Thanks to NetGalley and Thomas & Mercer for providing an eARC in exchange for an honest review.
Release Date: November 22nd, 2016
Synopsis: Nick and Tasha are a couple held together by their five-year-old daughter. Until one ordinary morning, when Ellie vanishes amid the chaos of the school run.
Nick knows she can’t have gone far on her own, which can only mean one thing: she’s not on her own. Who would take his daughter, and why? With no motive and no leads, Nick is thrown into a tailspin of suspicion and guilt. Like Tasha, he doesn’t know what to think, or who to trust…
But then someone starts doing the thinking for him. Confronted with an impossible choice, Nick will have to make a decision, and both options will leave him with blood on his hands. But perhaps that’s to be expected.
After all, Nick’s not as blameless as he seems.

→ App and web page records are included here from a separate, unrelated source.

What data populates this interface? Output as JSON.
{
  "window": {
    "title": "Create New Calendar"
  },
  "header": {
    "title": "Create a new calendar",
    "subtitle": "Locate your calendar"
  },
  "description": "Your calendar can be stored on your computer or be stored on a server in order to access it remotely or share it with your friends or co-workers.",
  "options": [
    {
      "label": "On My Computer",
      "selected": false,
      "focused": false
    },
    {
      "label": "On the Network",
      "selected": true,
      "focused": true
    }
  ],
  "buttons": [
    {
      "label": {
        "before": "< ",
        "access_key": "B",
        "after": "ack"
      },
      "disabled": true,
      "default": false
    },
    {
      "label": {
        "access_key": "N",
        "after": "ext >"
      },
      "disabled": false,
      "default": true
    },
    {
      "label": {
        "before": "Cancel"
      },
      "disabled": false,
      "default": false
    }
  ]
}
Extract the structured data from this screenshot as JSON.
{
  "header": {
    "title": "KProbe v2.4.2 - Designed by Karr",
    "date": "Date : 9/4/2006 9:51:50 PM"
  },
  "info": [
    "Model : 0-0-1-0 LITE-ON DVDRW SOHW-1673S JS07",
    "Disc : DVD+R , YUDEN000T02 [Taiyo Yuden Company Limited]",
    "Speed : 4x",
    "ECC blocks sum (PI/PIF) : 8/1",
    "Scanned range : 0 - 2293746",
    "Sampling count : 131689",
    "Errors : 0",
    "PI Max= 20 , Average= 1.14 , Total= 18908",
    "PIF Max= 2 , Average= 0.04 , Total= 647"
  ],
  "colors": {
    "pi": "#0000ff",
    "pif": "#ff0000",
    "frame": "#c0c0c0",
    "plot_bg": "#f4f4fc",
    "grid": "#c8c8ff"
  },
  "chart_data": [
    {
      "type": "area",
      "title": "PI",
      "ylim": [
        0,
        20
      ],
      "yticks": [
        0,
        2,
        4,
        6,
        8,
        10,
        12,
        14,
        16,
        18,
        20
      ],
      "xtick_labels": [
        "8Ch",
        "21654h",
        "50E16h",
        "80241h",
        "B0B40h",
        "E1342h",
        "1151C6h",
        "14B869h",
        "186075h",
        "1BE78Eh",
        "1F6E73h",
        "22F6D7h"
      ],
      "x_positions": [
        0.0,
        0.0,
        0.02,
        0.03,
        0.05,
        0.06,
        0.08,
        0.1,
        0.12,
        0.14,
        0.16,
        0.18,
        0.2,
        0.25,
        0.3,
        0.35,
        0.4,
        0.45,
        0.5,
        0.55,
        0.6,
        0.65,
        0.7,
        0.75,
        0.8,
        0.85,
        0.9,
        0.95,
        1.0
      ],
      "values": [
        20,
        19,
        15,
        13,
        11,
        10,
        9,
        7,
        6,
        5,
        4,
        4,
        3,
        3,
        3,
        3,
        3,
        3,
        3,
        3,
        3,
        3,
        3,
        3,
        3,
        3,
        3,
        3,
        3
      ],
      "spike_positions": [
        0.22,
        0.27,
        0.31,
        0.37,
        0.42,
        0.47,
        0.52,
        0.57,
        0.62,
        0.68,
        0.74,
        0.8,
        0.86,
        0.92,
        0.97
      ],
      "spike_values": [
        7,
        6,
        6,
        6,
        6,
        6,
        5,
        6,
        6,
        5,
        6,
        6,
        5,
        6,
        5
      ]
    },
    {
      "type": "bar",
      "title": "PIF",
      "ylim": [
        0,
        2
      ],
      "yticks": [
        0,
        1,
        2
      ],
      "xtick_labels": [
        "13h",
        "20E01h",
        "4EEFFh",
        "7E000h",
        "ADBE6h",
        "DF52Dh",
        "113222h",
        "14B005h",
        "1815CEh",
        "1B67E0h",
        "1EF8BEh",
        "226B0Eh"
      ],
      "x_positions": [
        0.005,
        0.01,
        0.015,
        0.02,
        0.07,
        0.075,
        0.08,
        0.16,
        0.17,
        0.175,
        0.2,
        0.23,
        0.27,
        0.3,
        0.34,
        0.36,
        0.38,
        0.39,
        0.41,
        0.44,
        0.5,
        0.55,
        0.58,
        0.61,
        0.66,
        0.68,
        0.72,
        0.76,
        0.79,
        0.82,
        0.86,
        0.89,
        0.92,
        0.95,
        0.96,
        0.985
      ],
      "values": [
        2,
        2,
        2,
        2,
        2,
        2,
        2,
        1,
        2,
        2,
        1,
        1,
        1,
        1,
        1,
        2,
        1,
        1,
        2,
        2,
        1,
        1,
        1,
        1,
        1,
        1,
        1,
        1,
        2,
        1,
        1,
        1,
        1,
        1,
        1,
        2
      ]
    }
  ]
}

When I read the synopsis for Her Last Tomorrow, it reminded me a little of two of my favorite thriller/suspense authors: Linwood Barclay, and Harlan Coben. Unfortunately despite a terrific premise, I don’t feel it’s a well-written book and I was left feeling frustrated and disappointed at the end. The story is easy to follow and is basically divided into three parts: Nick’s daughter Amy goes missing; Nick has to choose between saving his little girl or killing his wife, Tasha; and Nick miraculously discovers the identity of the killer. That’s it. Game over. The plot was extremely rushed, and there was basically no character development whatsoever. I will say I had no clue as to who the villain was, but it turned out that he was such a minor player, I had completely forgotten him. All I can really say is that I was left wanting more. More character development, a more substantive storyline, and more suspense. The best I can say about Her Last Tomorrow is that it’s a quick read and I finished it under two hours. Other than that though, I think there are plenty of more satisfying books out there in terms of psychological suspense. As always when giving a poor review, I encourage you to check out some other reviews, especially on Goodreads where there seems to be a mix of love it or hate it feelings toward it.